__WHAT TO PRODUCE__: Look below. Copy each line that has "간편인증" in it.

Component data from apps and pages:
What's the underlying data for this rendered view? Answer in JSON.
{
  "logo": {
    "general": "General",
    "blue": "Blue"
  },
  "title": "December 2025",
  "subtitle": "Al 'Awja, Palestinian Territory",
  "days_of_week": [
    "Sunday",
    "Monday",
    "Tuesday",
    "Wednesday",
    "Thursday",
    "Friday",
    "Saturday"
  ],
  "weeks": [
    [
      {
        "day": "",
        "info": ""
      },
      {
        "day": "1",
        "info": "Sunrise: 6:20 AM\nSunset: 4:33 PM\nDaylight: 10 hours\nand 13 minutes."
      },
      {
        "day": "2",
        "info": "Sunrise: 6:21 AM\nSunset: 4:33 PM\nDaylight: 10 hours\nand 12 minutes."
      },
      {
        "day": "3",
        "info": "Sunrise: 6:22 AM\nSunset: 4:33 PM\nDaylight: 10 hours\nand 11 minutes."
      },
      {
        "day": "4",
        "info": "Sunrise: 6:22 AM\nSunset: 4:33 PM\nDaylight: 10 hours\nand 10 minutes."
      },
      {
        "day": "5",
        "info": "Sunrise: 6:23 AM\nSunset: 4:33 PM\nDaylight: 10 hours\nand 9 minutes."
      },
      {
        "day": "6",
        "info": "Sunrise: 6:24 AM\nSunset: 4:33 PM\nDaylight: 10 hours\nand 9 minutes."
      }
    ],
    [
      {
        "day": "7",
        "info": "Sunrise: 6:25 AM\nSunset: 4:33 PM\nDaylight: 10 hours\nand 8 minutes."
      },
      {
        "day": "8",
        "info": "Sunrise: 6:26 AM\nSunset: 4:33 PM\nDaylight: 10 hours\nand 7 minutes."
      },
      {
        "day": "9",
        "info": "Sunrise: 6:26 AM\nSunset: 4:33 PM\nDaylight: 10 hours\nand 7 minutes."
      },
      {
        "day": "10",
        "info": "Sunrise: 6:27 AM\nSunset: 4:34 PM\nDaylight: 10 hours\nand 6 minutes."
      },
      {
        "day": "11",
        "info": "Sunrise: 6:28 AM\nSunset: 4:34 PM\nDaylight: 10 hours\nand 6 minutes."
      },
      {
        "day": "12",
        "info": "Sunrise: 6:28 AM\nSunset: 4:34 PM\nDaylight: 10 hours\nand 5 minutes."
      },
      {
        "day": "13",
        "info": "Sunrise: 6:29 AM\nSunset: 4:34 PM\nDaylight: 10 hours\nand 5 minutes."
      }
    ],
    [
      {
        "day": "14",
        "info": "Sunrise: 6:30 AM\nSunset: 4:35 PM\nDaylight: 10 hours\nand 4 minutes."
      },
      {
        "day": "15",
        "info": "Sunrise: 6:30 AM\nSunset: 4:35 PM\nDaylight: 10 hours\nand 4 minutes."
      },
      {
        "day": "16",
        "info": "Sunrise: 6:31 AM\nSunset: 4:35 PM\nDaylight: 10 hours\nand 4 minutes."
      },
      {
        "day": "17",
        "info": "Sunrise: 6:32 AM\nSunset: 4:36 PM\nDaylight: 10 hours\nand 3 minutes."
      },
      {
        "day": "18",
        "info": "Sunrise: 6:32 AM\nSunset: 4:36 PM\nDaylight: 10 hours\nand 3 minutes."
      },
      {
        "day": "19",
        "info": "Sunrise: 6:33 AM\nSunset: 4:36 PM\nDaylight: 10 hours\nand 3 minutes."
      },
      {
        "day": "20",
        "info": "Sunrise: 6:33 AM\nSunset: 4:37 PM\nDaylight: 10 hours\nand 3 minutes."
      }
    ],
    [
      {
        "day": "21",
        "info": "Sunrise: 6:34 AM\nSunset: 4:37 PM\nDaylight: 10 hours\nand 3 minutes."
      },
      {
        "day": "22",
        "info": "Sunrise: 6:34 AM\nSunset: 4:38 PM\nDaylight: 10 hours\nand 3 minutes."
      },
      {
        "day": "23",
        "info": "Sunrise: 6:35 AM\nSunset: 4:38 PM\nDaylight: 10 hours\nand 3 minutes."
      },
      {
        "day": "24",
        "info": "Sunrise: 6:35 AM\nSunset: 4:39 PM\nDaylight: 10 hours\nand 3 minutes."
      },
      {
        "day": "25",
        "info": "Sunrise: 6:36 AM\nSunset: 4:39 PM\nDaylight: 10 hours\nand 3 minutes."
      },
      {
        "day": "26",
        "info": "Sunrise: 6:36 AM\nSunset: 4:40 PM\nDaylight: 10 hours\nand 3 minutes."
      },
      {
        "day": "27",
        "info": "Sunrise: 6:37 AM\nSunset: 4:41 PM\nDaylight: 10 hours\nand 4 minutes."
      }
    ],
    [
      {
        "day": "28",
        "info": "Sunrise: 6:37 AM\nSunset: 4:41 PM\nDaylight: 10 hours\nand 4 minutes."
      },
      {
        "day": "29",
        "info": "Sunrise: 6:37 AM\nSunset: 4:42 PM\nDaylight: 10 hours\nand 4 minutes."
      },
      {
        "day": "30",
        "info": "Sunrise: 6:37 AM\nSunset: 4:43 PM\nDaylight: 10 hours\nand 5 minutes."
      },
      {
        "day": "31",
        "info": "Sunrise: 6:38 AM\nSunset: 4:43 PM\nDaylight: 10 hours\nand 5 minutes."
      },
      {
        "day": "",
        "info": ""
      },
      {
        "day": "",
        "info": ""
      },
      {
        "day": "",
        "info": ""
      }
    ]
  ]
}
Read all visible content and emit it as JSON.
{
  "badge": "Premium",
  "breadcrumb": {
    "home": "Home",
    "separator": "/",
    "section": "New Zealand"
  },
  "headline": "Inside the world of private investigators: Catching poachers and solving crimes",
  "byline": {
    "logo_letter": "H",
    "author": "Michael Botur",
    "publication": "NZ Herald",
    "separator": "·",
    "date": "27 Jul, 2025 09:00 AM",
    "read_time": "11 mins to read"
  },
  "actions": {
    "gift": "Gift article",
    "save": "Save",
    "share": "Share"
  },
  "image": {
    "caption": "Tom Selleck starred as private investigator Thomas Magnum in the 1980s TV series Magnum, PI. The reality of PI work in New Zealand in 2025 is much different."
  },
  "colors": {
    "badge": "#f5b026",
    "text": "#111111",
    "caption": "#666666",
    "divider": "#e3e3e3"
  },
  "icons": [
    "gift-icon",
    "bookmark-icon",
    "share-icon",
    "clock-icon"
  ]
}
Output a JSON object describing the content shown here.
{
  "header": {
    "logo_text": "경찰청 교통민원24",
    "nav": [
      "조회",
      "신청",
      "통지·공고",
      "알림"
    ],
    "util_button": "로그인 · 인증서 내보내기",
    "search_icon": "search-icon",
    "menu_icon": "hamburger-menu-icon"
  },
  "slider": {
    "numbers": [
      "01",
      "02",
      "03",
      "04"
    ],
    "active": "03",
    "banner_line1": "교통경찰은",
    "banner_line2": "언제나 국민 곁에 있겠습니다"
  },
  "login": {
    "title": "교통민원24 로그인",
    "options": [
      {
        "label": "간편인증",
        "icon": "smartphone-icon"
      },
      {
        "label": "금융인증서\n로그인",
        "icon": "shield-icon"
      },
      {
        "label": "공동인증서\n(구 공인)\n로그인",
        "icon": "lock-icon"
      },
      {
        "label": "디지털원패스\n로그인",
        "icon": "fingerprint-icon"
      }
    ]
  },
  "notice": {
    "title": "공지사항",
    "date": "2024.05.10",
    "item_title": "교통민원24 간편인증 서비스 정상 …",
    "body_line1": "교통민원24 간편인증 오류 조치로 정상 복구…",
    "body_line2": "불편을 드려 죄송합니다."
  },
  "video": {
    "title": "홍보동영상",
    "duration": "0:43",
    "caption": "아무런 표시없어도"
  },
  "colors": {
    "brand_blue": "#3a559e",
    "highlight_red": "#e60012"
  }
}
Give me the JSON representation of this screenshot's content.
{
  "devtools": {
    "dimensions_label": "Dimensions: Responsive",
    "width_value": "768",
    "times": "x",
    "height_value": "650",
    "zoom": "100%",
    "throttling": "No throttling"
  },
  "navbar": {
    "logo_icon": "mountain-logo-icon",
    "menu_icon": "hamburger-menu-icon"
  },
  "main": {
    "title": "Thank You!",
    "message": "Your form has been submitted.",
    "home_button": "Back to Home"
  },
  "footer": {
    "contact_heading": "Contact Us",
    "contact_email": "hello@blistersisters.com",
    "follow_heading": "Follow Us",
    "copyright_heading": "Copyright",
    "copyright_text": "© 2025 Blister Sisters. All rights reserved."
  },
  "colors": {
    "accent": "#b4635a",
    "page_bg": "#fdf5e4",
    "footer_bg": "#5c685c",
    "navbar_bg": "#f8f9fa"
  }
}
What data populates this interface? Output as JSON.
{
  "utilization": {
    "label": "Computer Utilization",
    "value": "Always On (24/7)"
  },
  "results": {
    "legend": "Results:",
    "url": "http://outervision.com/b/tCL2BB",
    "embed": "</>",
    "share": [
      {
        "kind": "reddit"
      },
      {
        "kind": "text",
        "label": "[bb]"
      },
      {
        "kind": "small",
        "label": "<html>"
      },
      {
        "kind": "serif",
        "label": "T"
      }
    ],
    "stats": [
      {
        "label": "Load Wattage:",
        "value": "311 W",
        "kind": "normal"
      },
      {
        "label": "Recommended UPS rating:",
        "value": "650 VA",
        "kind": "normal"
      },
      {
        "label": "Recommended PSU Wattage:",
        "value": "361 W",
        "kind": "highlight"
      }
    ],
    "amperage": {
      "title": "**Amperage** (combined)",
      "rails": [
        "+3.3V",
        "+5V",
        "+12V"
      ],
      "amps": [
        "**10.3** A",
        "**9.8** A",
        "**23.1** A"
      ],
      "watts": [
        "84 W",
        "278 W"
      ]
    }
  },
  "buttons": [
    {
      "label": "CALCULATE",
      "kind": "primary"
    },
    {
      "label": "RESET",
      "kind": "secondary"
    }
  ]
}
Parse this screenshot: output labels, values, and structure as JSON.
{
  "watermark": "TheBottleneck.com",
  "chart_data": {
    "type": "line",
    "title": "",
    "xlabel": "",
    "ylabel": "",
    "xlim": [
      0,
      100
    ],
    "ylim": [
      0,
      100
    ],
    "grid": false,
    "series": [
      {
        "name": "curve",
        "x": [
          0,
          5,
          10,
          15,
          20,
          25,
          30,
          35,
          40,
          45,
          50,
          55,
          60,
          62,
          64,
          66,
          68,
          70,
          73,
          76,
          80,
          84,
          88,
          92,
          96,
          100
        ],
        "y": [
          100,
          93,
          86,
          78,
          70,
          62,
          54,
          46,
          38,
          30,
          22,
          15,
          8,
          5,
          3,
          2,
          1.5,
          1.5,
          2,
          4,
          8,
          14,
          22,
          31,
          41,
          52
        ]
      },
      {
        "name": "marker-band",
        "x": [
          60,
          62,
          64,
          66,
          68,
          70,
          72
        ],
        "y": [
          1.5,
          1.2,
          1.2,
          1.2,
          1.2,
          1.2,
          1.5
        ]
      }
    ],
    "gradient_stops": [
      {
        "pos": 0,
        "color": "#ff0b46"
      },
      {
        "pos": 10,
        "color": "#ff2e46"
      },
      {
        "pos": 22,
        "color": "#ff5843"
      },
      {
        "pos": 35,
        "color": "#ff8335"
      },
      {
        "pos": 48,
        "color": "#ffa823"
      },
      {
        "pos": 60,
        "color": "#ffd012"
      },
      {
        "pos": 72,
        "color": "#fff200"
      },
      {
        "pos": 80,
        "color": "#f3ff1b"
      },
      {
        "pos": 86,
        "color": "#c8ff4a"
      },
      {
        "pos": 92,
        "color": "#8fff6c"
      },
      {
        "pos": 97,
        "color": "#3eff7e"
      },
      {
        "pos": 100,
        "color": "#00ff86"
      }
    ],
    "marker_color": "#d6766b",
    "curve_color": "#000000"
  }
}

__WRITTEN RESPONSE__:
        "label": "간편인증",
    "item_title": "교통민원24 간편인증 서비스 정상 …",
    "body_line1": "교통민원24 간편인증 오류 조치로 정상 복구…",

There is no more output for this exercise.